AFFIRMED.

U.S. Supreme Court Denies Review of Veterans’ Benefits Petition

On Monday, January 7, 2013, the Supreme Court of the United States denied a petition for review of a May Ninth Circuit Court of Appeals decision regarding the processing of medical benefits for veterans. The denial by the Court effectively affirms the Ninth Circuit’s decision that the judicial branch lacks authority to decide such appeals.

The case was originally brought by veterans’ advocacy groups in 2007.  After a bench trial in 2008, United States District Judge Samuel Conti concluded that the court did not have jurisdiction over the appeals, citing the Veterans’ Judicial Review Act and noting that the court lacked power to remedy the wrongs against veterans documented by “voluminous” evidentiary submissions to the court. Veterans for Common Sense v. Peake, 563 F. Supp. 2d 1049 (N.D. Ca. 2008). 

A panel of the Ninth Circuit overturned that decision in 2011, ordering that, because of the serious nature of the claims, veterans groups could ask the court to order changes in the system. Veterans for Common Sense v. Shinseki, 644 F.3d 845 (9th Cir. 2011). Upon request for a new hearing before a larger panel, however, that ruling was reversed.

The full panel of the Ninth Circuit determined that it did not have jurisdiction to hear the appeal.

[W]e lack jurisdiction to afford such relief because Congress, in its discretion, has elected to place judicial review of claims related to the provision of veterans’ benefits beyond our reach and within the exclusive purview of the United States Court of Appeals for Veterans Claims and the Court of Appeals for the Federal Circuit. . . . As much as we as citizens are concerned with the plight of veterans seeking the prompt provision of the health care and benefits to which they are entitled by law, as judges we may not exceed our jurisdiction.

Veterans for Common Sense v. Shinseki, 678 F.3d 1013, 1016 (9th Cir. 2012). In September, the plaintiff veterans organizations submitted a petition for writ of certiorari to the United States Supreme Court, asking the Court to rule on whether the Veterans Judicial Review Act allows veterans to challenge in federal court the systemic delays in the VA’s provision of mental health care and death and disability compensation. That petition was denied on Monday, January 7, 2013. Plaintiff group Veterans for Common Sense issued a statement in response to the denial, stating in part

We are deeply disappointed the Court did not hear the urgent plea of suicidal Veterans who face delays of months, and often years, seeking VA assistance.  Although significant improvements were made in some areas within VA, such as a suicide hotline set up after our lawsuit that rescued 23,000 distraught Veterans, the nation’s second largest department remains in deep crisis.

The Colorado Bar Association, in conjunction with several bar associations across the state, has established Colorado Lawyers for Colorado Veterans, a service where veterans can meet with an attorney regarding their legal issues free of charge. Attorneys wishing to assist with this program can contact Carolyn Gravit.
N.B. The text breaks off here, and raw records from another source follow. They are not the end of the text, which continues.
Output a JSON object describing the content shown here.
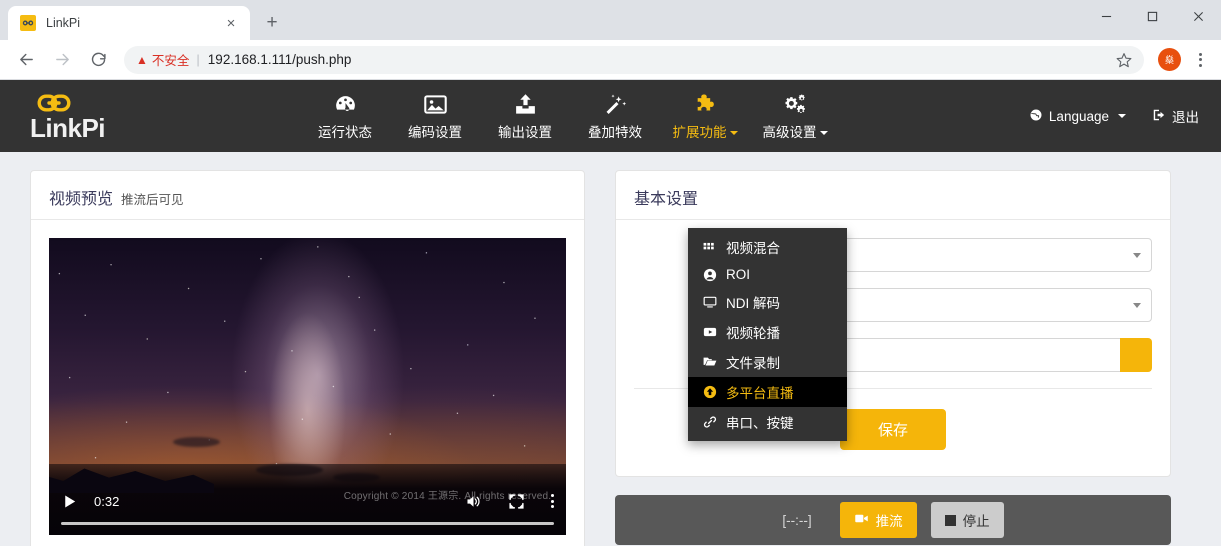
{
  "browser": {
    "tab": {
      "title": "LinkPi",
      "favicon_icon": "link-chain-icon",
      "close_icon": "×"
    },
    "new_tab_label": "+",
    "window": {
      "minimize": "minimize-icon",
      "maximize": "maximize-icon",
      "close": "close-icon"
    },
    "nav": {
      "back": "back-arrow-icon",
      "forward": "forward-arrow-icon",
      "reload": "reload-icon"
    },
    "omnibox": {
      "warning_icon": "warning-triangle-icon",
      "warning_text": "不安全",
      "separator": "|",
      "url": "192.168.1.111/push.php"
    },
    "bookmark_icon": "star-icon",
    "profile_initial": "燊",
    "menu_icon": "kebab-menu-icon"
  },
  "app": {
    "brand": {
      "name": "LinkPi",
      "icon": "chain-link-icon"
    },
    "nav_items": [
      {
        "label": "运行状态",
        "icon": "dashboard-icon",
        "active": false,
        "has_caret": false
      },
      {
        "label": "编码设置",
        "icon": "image-icon",
        "active": false,
        "has_caret": false
      },
      {
        "label": "输出设置",
        "icon": "upload-icon",
        "active": false,
        "has_caret": false
      },
      {
        "label": "叠加特效",
        "icon": "magic-wand-icon",
        "active": false,
        "has_caret": false
      },
      {
        "label": "扩展功能",
        "icon": "puzzle-piece-icon",
        "active": true,
        "has_caret": true
      },
      {
        "label": "高级设置",
        "icon": "gears-icon",
        "active": false,
        "has_caret": true
      }
    ],
    "language": {
      "label": "Language",
      "icon": "globe-icon",
      "has_caret": true
    },
    "logout": {
      "label": "退出",
      "icon": "sign-out-icon"
    },
    "accent_color": "#f5b50a",
    "navbar_color": "#333333",
    "page_bg_color": "#eceef2"
  },
  "dropdown": {
    "items": [
      {
        "label": "视频混合",
        "icon": "grid-icon",
        "selected": false
      },
      {
        "label": "ROI",
        "icon": "user-circle-icon",
        "selected": false
      },
      {
        "label": "NDI 解码",
        "icon": "monitor-icon",
        "selected": false
      },
      {
        "label": "视频轮播",
        "icon": "video-play-icon",
        "selected": false
      },
      {
        "label": "文件录制",
        "icon": "folder-open-icon",
        "selected": false
      },
      {
        "label": "多平台直播",
        "icon": "arrow-circle-up-icon",
        "selected": true
      },
      {
        "label": "串口、按键",
        "icon": "link-icon",
        "selected": false
      }
    ]
  },
  "preview": {
    "title": "视频预览",
    "subtitle": "推流后可见",
    "player": {
      "play_icon": "play-icon",
      "time": "0:32",
      "volume_icon": "volume-icon",
      "fullscreen_icon": "fullscreen-icon",
      "menu_icon": "kebab-menu-icon",
      "watermark": "Copyright © 2014 王源宗. All rights reserved."
    }
  },
  "settings": {
    "title": "基本设置",
    "rows": [
      {
        "label": "",
        "type": "select",
        "value": ""
      },
      {
        "label": "",
        "type": "select",
        "value": ""
      },
      {
        "label": "",
        "type": "input",
        "value": "",
        "button_label": ""
      }
    ],
    "save_label": "保存"
  },
  "statusbar": {
    "clock": "[--:--]",
    "push": {
      "label": "推流",
      "icon": "video-camera-icon"
    },
    "stop": {
      "label": "停止",
      "icon": "stop-square-icon"
    }
  }
}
Eligibility for VA benefits and appeals processes will be discussed at the January 31, 2013 program, “Fundamentals of Practicing Before the Veterans’ Administration 2013.” This three-hour program will take place at 9 a.m. at the CLE offices. It qualifies for the VA three-hour training requirement for attorneys who wish to represent veterans before the Veterans’ Administration. Attorneys can attend for a significantly reduced rate by taking a pro bono case. Click here for registration information.

CLE Program: Fundamentals of Practicing Before the Veterans’ Administration 2013
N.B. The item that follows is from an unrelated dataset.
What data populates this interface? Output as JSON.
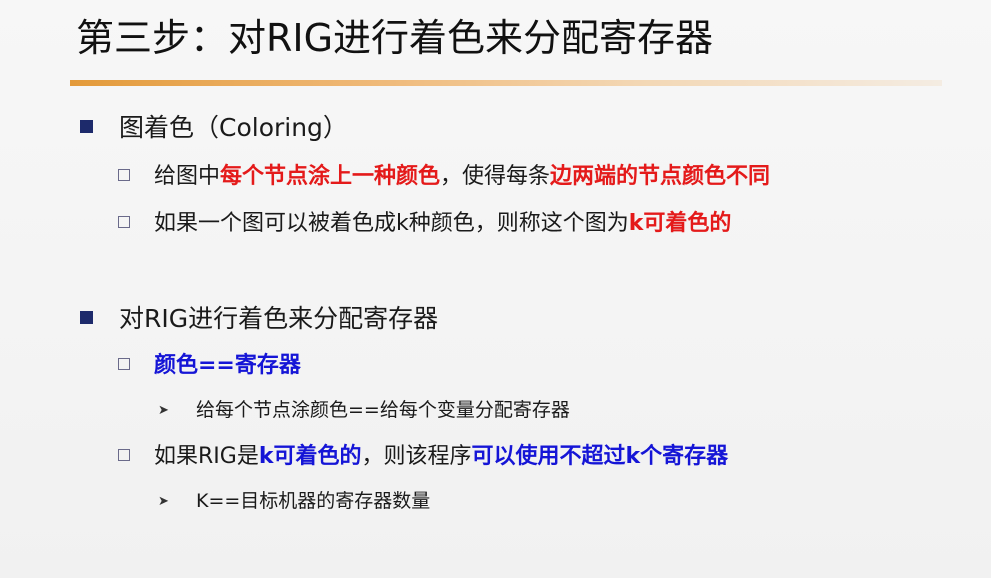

This CLE presentation will take place on Thursday, January 31, 2013, at 9:00 a.m. Click here to register for the live program, and click here to register for the webcast.
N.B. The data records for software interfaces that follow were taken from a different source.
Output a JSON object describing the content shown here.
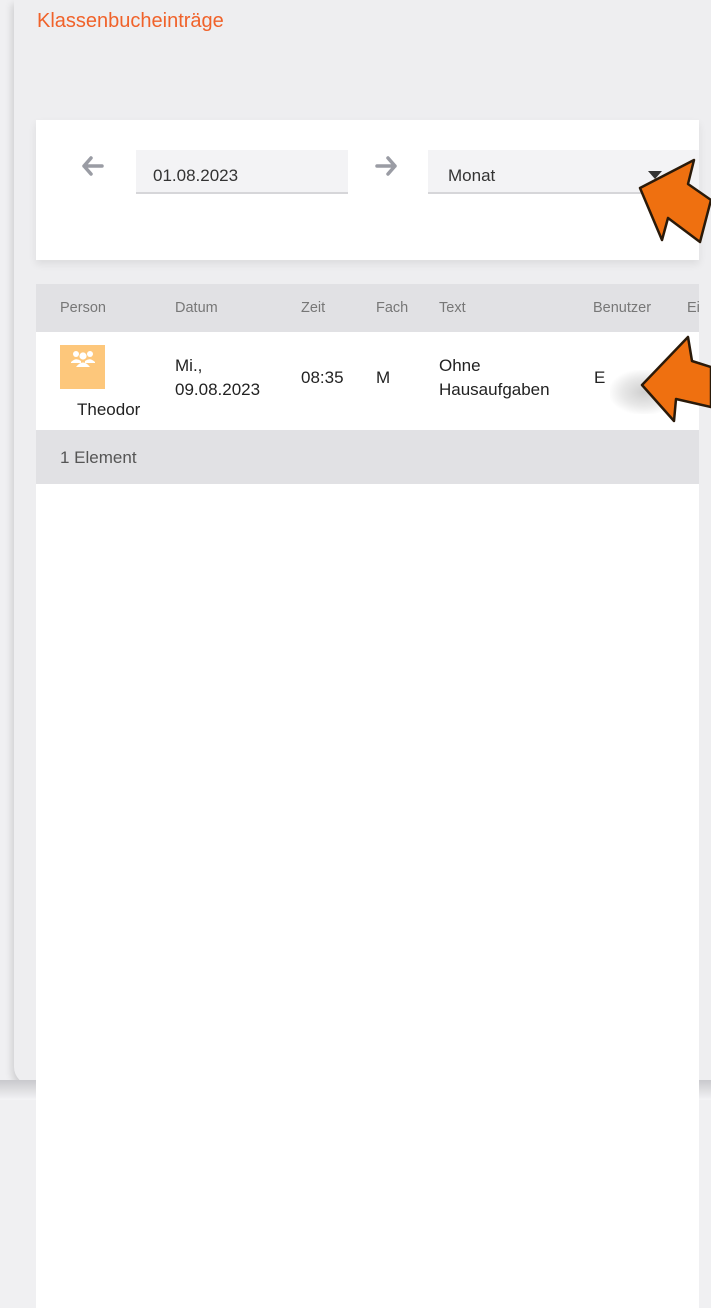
{
  "page": {
    "title": "Klassenbucheinträge"
  },
  "filter": {
    "date": "01.08.2023",
    "period": "Monat",
    "prev_icon": "arrow-left-icon",
    "next_icon": "arrow-right-icon",
    "dropdown_icon": "caret-down-icon"
  },
  "table": {
    "columns": [
      "Person",
      "Datum",
      "Zeit",
      "Fach",
      "Text",
      "Benutzer",
      "Ei"
    ],
    "rows": [
      {
        "person": "Theodor",
        "avatar_icon": "group-icon",
        "date_line1": "Mi.,",
        "date_line2": "09.08.2023",
        "time": "08:35",
        "subject": "M",
        "text_line1": "Ohne",
        "text_line2": "Hausaufgaben",
        "user": "E"
      }
    ],
    "footer": "1 Element"
  },
  "colors": {
    "accent": "#f0622a",
    "avatar_bg": "#fdc77b",
    "annotation_arrow": "#ef7010"
  }
}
Can’t make the live program? Click here to order the homestudy.